Many of the park amenities were built by FDR’s Civilian Conservation Corps during The Great Depression, including the Liberty Bell-shaped swimming pool (one of the few pools at Georgia’s state parks) and the cottages. Stay overnight in one of these fully equipped, historic 1930s stone cottages. The 21 cottages start at $110 for a two-night minimum stay and offer one, two or three bedrooms. Choose from a setting among the wooded mountains or along Delanor Lake. Backpackers also have the option to enjoy the solitude of nature in 16 of the park’s backcountry campsites along the Pine Mountain Trail. These sites are $10 per person, while the park’s campsites (offering amenities) start at $26 per night.

Florence Marina Boats
Florence Marina State Park – Boating

About 75 miles south, Florence Marina State Park sits on the northern edge of Lake Walter F. George, which straddles the Georgia-Alabama line. With access to the 45,000-acre lake, Florence Marina is the perfect weekend getaway for guests to enjoy boating, fishing, camping, and birding. The campground is adjacent to the park’s private marina, which offers easy access to fishing piers, 66 boat slips and a boat ramp.

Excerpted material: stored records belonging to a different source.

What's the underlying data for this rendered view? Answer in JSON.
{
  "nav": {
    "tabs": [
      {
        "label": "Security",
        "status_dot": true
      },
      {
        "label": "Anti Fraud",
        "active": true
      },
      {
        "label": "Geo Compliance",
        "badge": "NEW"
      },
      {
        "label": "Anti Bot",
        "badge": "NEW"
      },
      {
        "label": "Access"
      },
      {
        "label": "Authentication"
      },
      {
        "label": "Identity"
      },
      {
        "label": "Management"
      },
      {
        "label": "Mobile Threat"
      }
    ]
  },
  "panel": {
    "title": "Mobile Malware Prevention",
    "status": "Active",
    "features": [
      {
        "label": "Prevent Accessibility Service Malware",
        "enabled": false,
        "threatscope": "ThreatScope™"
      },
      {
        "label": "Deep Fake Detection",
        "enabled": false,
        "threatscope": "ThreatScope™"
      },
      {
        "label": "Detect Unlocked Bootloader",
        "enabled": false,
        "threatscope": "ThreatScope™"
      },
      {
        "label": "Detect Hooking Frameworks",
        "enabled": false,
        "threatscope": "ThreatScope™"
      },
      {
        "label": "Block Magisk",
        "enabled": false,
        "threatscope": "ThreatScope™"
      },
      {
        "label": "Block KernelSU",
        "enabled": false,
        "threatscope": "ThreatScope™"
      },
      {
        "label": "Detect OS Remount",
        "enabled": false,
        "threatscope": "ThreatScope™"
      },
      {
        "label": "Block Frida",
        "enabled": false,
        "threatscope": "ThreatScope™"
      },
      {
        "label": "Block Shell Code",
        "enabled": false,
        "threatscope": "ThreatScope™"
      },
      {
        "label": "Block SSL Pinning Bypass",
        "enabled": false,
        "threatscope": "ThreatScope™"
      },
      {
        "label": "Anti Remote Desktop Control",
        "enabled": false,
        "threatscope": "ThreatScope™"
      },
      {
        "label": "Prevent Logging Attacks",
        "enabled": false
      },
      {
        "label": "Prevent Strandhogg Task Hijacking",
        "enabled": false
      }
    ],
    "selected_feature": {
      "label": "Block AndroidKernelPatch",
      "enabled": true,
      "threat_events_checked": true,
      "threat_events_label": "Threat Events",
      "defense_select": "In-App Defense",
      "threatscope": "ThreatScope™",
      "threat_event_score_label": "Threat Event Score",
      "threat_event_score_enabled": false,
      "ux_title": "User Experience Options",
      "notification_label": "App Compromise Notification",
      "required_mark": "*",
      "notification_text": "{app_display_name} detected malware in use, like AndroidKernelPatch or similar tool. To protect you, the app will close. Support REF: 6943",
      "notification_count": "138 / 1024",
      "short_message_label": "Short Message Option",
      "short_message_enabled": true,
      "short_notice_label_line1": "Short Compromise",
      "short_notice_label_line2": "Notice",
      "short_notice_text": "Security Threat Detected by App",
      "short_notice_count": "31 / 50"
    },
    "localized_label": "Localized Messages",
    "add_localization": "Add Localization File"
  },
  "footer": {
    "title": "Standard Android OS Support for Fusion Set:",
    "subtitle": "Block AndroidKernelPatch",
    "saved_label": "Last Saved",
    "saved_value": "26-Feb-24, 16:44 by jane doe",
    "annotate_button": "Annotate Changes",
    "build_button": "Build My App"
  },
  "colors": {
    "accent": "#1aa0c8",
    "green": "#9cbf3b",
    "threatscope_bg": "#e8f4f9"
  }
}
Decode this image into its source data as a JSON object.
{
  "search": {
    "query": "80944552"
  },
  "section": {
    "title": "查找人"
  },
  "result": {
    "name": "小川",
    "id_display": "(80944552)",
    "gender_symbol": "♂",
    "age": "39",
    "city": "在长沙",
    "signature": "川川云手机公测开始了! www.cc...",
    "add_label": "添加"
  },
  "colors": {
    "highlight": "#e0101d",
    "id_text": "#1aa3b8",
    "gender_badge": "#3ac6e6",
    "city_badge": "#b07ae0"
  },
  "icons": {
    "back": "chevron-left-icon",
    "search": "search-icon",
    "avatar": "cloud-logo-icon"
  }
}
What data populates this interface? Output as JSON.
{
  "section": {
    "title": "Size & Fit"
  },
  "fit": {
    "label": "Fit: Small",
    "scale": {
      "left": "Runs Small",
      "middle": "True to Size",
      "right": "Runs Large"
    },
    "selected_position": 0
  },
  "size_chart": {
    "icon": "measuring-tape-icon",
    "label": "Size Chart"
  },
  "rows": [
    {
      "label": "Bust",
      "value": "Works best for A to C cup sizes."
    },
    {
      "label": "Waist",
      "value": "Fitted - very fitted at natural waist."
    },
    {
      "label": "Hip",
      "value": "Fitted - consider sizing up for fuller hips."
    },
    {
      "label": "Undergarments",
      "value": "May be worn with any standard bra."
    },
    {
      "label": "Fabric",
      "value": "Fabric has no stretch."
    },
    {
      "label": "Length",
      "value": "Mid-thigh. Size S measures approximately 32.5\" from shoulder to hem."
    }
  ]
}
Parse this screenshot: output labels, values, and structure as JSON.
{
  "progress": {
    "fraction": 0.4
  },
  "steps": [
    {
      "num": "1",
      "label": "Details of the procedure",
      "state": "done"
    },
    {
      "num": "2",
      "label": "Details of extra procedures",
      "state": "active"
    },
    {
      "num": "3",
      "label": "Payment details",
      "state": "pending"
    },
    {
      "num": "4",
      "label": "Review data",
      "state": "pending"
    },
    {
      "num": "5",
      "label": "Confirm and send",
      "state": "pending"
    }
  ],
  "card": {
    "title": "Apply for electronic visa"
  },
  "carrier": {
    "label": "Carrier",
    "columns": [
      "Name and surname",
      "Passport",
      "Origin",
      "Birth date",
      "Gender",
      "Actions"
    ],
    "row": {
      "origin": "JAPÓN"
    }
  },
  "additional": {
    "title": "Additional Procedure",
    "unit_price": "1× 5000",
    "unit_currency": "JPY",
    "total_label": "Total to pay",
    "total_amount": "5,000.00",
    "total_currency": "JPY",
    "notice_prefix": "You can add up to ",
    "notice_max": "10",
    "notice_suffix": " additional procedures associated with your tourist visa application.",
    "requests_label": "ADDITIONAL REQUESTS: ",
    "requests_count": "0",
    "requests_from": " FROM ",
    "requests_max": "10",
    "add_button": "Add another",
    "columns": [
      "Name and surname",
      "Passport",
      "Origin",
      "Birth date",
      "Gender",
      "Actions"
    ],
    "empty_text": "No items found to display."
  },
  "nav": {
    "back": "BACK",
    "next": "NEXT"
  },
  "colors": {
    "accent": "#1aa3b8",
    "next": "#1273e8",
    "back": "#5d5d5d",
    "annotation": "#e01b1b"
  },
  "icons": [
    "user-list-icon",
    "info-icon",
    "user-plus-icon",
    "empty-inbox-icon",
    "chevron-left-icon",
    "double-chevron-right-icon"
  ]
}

florence marina fishing
Florence Marina State Park – Fishing

Cruise on Lake Walter F. George, and cast a line to fish for Largemouth Bass, crappie, brim, channel catfish and hybrid bass. A lighted fishing pier allows for a chance to catch fish during dawn or dusk. Jon boat rentals are available from the visitor center for four hours for $35 or eight hours for $60.

Florence Marina- wildlife
Florence Marina State Park – wildlife

For birders, Florence Marina provides spectacular views of wildlife on the 3/4-mile nature trail, such as herons, egrets and bald eagles that live among the oaks draped in Spanish moss. The Kirbo Interpretive Center showcases area wildlife and plants, local history and Native American artifacts.

Florence Marina Sunset
Florence Marina State Park – Sunset

Extend a trip and stay overnight in one of Florence Marina’s 15 cottages or efficiency units. All seven cottages feature two bedrooms and two bathrooms, and two are dog-friendly. Rates begin at $150 for two-night minimum stays. For smaller accommodations that still offer comfort from the outdoors, the eight efficiency units are one-bedroom and sleep four, offering two double beds and a full kitchen. These begin at $75 per night for a two-night minimum.

 

F.D. Roosevelt State Park

GaStateParks.org/FDRoosevelt

Phone: 706-663-4858

Address: 2970 Georgia Highway 190

Pine Mountain, GA 31822

 

Florence Marina State Park

GaStatePArks.org/FlorenceMarina

Phone: 229-838-6870

Address: 218 Florence Road

Omaha, GA 31821

All Photos courtesey of Georgia Department of Natural Resources; Used with permission